[MATERIAL SHOWN Boundary: Start]

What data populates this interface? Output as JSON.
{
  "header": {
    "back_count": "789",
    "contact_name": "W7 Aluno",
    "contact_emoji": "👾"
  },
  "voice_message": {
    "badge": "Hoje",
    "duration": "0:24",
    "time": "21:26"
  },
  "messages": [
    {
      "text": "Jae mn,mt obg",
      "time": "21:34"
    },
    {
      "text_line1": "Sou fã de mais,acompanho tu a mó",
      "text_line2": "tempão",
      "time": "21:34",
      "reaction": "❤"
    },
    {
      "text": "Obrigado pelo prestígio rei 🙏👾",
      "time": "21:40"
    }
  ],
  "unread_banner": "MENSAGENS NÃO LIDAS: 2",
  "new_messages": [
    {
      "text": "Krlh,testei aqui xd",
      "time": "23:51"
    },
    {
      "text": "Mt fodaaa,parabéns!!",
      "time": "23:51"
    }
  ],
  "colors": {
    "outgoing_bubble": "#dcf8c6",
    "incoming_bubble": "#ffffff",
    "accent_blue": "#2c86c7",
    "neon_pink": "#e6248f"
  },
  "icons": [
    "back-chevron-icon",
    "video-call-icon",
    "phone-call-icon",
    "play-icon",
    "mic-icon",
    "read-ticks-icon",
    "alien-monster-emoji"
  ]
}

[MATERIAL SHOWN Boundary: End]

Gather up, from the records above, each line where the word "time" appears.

    "time": "21:26"
      "time": "21:34"
      "time": "21:34",
      "time": "21:40"
      "time": "23:51"
      "time": "23:51"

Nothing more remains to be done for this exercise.